Researcher Kevin Hall at the National Institutes of Diabetes and Digestive and Kidney Disease Laboratory published a study in a recent issue of Cell Metabolism that set alive the world of metabolic researchers and physicians. The study is only available with a subscription, but Stephen Guyenet pieced it apart eloquently in a post on his website here. In the study, Hall took 19 young men and women, obese but without overt disease and checked them in to a metabolic ward. The research interventions were alternating diets of equal calories, one restricted in carbohydrates, one restricted in fats, and each calorie-reduced by 30% from baseline. Each study period lasted less than week and was separated by a "return to normal" phase where the subjects went home. (Not clear whether the obese subjects were insulin resistant or not, but presumably most were.)

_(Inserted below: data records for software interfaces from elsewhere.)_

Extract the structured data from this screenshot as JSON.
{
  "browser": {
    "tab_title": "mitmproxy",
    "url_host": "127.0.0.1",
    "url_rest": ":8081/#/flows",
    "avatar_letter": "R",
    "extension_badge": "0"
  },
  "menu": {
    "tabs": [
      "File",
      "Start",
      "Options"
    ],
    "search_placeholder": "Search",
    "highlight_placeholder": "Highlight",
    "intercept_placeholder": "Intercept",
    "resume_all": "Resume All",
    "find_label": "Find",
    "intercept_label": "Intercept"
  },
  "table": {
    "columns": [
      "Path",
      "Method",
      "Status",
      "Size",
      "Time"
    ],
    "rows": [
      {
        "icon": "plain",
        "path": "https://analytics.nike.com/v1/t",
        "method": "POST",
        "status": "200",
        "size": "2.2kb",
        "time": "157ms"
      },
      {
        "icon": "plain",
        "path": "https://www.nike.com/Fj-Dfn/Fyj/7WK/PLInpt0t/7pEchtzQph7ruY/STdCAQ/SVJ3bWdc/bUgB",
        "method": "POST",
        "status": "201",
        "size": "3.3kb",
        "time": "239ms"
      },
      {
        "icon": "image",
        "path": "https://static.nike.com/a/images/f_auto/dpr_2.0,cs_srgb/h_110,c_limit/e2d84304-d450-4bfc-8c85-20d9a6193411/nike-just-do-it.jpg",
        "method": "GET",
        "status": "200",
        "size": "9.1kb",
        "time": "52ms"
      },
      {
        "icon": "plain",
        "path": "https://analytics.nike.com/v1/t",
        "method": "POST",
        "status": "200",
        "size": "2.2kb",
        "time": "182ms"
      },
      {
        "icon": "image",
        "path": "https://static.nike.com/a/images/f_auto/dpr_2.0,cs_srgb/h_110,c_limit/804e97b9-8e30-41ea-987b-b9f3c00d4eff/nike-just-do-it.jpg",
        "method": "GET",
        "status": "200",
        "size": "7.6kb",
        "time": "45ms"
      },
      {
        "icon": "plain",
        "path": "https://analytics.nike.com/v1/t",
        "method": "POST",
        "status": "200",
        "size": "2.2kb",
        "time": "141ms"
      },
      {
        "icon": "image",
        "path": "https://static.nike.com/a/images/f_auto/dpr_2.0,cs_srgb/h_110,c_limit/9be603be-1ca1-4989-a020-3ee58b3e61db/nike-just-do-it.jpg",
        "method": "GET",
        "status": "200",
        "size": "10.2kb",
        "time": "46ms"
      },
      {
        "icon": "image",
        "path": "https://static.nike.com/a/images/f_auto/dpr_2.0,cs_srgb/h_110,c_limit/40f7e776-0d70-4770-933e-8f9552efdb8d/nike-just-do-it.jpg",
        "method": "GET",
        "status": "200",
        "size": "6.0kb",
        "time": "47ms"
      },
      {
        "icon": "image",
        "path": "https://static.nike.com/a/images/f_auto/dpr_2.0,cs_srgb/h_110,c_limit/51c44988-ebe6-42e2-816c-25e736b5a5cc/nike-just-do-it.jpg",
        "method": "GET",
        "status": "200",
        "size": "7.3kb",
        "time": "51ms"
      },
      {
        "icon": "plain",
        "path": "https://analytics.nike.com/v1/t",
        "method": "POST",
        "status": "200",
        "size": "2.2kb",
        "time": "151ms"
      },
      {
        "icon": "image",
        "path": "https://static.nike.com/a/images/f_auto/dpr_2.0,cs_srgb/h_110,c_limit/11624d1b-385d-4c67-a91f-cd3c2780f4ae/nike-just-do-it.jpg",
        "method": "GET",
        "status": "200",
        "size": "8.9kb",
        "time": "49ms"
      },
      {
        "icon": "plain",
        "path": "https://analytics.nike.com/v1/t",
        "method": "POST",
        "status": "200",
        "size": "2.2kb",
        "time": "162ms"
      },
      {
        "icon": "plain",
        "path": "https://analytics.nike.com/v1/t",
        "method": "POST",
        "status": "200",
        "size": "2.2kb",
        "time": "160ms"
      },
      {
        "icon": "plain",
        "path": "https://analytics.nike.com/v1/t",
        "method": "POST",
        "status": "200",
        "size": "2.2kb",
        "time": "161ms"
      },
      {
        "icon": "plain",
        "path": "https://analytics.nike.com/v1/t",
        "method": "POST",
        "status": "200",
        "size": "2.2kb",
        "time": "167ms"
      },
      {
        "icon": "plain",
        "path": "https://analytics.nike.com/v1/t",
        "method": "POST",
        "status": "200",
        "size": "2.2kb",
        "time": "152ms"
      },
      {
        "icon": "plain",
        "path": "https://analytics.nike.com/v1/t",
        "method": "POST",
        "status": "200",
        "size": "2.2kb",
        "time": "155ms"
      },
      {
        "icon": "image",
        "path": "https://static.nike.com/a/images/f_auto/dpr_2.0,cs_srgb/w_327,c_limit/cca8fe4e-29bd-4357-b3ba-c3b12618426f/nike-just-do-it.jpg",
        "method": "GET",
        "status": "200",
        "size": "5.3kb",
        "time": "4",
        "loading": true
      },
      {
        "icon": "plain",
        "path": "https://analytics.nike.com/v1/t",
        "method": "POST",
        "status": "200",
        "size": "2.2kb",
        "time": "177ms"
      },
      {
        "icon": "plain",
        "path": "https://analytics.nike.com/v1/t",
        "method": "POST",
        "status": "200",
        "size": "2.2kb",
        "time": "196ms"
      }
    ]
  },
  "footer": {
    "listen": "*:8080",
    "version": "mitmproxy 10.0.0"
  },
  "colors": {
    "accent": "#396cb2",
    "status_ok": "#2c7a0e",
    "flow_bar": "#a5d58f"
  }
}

Interestingly, body weight loss was greater on the low carb diet (which wasn't really very low in carbs) and body fat loss was greater on the low fat diet, seeming to suggest that if you want to lose fat and not just weight, the low carb diet might be the better one to choose. Actually, the conclusions drawn from this study are as numerous as the people who commented on the study, but this was the most controversial point. If you believe, as I do, that reducing insulin levels is essential to effective and sustainable weight loss, the low carb diet is the preferred route. Does this mean that low-carb'ers are wrong?
If you are obese and only want to diet for six days, and you are willing to reduce your fat to unsustainable levels (7%, compared to 60-85% in low carb diets), you would be wiser to choose a low fat diet to optimize fat loss compared to lean body weight loss.
If however, you are at any level of excessive body weight, even if you are sick with insulin resistance and metabolic syndrome, and want to find a sustainable way of eating that will help you normalize your weight and improve your health, this study isn't at all pertinent to your quest. As most of my readers know, I would suggest you pursue a Low Carbohydrate Weight Loss plan, and plan to pursue it (happily) for life. You will not necessarily need to reduce calories at all and certainly not by 30%.
What the study does nicely show is that with proper caloric restriction EVEN a low fat diet can result in fat loss, which is nice for those folks who just can't eat a high fat diet, for whatever reason. If you can't go all out low carb, you'll have to figure out a way to sustain a calorie restricted lower fat diet, and it won't be easy, but it's possible.
One other thing omitted from the article, for obvious reasons because of the short duration of the study, is acknowledgement of the effects of hunger, prolonged hunger, resulting from caloric restriction. Gary Taubes wrote an excellent summary of that predicament in the NY Times this last Sunday, aptly titled to remind us that "Diet Advice that Ignores Hunger" essentially disregards our humanity. The picture of prolonged caloric reduction is not a pretty one, and looks more like One Flew Over the Cuckoo's Nest than The World's Biggest Loser, and arose in the setting of forced hunger inflicted on conscientious objector subjects studied during war time. Just reading the article is likely to make you want to snack on something: go ahead, so long as it's low in carbohydrates.
I should add that TONS has been written about this study, my take here is definitely the short version. A good counter to Guyenet's comprehensive analysis of Hall's work is Zoe Harcombe's column here, written definitely from the low carb camp.